### Task statement
Go over the records and count each line that has the string "this". Give the number and nothing else.

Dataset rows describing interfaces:
******
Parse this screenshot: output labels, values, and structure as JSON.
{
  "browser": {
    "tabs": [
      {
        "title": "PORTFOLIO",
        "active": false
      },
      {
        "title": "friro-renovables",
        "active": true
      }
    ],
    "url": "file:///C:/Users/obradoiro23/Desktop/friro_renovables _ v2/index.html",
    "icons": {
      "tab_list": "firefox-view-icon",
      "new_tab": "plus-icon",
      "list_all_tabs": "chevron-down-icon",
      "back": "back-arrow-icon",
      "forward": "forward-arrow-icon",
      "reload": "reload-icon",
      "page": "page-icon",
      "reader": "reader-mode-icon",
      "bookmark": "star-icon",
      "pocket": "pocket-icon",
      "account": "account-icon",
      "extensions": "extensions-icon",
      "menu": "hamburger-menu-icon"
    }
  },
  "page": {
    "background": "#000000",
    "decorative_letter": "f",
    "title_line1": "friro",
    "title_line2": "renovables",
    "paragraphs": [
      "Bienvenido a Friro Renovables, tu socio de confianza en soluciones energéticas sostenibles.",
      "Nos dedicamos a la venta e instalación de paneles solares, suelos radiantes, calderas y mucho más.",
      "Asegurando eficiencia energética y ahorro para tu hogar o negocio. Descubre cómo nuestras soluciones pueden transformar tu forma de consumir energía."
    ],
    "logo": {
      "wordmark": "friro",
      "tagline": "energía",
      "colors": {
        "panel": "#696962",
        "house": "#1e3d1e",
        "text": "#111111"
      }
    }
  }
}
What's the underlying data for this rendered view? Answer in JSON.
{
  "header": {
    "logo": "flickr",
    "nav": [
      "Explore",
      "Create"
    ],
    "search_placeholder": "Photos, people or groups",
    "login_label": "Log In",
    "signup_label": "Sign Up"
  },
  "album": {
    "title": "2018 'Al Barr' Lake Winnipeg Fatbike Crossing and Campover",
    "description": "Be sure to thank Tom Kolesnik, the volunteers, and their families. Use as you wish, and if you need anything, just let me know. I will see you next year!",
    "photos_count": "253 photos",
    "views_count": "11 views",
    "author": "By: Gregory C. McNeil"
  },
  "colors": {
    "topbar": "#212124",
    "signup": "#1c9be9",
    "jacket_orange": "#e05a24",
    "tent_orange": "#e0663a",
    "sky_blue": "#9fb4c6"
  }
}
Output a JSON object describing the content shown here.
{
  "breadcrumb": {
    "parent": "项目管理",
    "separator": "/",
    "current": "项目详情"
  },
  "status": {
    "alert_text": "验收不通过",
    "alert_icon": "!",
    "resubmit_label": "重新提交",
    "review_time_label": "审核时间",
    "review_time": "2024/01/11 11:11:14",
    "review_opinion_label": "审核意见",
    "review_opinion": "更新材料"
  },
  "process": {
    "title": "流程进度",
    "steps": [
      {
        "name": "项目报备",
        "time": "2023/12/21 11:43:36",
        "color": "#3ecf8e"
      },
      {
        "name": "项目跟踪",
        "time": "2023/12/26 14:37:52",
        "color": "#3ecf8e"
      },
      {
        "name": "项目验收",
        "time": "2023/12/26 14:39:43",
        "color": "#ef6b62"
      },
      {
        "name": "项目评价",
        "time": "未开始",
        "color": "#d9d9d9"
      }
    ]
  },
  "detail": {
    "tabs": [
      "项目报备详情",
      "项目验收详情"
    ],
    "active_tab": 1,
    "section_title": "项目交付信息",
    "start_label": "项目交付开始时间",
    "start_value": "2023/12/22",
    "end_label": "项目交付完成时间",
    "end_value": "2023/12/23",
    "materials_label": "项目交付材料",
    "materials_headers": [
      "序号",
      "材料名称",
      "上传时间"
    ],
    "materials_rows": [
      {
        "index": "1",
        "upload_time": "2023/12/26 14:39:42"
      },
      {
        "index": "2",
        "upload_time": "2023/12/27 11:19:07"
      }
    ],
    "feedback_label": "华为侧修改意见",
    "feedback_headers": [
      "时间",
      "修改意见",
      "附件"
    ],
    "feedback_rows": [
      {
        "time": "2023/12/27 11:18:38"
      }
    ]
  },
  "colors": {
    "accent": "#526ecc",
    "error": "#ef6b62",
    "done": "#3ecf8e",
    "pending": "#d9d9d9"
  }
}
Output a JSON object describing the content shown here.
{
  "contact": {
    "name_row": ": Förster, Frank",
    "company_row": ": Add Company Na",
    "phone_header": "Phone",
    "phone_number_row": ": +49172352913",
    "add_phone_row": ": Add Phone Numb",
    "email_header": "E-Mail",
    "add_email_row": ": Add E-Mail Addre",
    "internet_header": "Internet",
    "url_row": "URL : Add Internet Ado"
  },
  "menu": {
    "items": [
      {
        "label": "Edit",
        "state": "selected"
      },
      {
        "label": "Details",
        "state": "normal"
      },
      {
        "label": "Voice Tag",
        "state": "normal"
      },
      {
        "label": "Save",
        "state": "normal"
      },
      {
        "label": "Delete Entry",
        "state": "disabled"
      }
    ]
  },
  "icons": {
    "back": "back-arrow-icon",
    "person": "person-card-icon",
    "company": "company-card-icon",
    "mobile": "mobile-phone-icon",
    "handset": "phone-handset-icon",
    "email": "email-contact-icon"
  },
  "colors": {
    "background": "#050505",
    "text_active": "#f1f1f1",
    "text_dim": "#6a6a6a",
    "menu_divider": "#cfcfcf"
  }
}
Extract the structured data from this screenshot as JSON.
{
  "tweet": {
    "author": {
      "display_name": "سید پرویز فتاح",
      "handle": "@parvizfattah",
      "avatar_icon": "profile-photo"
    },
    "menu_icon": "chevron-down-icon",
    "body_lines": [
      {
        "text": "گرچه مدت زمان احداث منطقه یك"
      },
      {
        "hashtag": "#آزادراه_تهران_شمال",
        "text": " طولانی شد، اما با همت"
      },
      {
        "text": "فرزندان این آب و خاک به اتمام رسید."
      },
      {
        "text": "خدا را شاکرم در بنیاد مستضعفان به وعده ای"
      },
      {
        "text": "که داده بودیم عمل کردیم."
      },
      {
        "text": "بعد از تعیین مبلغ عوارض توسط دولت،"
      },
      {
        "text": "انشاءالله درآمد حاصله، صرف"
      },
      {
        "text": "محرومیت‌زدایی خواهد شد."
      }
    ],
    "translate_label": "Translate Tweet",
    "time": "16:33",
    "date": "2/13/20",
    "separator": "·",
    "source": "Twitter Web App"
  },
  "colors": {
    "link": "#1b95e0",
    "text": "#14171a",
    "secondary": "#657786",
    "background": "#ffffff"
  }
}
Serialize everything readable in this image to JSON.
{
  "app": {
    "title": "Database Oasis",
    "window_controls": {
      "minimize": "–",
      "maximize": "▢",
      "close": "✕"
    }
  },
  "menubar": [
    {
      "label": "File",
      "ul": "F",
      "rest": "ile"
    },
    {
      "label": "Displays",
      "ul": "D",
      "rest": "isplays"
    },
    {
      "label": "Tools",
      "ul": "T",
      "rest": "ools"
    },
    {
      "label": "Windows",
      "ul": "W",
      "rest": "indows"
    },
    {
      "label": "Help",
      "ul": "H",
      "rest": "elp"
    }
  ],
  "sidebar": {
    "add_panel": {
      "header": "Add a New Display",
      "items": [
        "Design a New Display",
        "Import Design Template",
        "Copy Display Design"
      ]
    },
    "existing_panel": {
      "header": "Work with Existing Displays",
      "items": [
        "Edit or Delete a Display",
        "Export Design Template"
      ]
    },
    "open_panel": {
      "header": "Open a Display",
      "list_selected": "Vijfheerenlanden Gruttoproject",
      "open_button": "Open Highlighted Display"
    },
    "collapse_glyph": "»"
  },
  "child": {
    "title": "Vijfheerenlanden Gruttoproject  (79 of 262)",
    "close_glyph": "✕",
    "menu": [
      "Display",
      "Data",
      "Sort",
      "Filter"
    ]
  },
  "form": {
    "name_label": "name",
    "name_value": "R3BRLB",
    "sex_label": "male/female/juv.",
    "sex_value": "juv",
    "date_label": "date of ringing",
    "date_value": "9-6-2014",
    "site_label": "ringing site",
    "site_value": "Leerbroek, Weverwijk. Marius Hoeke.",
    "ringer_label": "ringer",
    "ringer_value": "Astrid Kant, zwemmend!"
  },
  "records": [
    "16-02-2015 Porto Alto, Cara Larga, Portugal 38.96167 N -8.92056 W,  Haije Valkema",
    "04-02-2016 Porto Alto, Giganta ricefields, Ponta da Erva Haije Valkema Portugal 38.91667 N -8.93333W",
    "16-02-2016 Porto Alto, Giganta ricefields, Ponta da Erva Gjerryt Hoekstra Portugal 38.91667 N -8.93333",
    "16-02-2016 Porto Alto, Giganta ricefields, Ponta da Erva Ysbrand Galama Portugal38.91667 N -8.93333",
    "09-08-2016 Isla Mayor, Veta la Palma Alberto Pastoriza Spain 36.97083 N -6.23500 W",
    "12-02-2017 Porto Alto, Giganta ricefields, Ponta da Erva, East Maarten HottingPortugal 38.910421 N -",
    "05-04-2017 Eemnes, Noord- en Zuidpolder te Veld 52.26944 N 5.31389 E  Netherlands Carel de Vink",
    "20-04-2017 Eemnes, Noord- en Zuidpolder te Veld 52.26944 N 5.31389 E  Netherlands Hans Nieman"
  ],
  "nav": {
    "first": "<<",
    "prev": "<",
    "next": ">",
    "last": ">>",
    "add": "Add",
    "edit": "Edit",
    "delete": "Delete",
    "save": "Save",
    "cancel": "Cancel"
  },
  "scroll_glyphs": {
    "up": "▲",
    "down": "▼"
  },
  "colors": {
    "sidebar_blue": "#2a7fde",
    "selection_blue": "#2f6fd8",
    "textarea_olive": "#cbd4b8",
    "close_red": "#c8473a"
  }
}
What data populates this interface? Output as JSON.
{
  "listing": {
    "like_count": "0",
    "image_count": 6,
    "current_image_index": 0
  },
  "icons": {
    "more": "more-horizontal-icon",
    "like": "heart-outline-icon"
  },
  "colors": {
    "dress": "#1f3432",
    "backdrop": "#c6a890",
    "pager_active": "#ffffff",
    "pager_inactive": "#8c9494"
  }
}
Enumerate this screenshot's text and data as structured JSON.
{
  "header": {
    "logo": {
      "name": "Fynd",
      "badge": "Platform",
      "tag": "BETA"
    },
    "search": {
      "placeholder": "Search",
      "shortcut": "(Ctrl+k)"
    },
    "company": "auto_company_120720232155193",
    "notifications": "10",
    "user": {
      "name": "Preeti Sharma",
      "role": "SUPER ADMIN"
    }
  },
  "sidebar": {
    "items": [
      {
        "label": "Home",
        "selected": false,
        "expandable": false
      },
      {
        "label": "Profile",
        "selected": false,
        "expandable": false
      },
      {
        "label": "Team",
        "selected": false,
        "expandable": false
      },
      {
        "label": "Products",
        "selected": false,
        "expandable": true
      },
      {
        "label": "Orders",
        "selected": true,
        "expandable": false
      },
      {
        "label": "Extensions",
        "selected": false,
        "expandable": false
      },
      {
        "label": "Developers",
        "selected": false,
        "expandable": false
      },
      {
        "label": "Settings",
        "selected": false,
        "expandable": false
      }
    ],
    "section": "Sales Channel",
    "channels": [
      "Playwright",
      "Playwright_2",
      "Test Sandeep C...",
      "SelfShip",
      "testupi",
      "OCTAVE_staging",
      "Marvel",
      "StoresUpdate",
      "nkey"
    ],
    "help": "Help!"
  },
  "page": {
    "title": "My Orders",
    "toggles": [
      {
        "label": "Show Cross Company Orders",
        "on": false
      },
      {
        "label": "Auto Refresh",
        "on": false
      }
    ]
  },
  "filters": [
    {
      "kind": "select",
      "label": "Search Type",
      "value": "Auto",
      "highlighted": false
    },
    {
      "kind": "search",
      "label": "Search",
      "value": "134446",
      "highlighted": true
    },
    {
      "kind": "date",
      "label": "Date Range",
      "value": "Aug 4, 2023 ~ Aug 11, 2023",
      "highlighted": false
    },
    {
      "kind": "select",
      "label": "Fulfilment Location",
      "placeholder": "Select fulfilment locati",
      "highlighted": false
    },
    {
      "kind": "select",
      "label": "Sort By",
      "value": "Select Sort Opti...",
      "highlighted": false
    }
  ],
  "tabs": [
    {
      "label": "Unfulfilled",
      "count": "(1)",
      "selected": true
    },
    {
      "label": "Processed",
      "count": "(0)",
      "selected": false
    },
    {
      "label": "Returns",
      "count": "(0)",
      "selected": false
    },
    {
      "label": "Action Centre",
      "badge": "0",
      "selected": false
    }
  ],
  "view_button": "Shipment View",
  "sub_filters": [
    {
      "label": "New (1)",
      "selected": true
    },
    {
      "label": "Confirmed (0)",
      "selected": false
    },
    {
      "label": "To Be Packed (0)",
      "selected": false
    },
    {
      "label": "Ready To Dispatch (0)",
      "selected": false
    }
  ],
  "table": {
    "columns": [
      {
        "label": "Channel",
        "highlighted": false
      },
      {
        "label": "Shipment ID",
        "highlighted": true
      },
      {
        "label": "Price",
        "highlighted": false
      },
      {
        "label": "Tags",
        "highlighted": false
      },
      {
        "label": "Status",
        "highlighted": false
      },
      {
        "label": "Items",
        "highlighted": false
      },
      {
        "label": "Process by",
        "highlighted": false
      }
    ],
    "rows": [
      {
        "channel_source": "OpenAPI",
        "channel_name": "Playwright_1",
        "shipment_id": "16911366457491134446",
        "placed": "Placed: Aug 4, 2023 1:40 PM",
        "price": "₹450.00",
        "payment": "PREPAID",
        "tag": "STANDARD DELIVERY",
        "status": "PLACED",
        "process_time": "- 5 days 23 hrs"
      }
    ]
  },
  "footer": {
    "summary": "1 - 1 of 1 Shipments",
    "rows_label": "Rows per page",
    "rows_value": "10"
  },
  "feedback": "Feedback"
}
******
### Answer section
6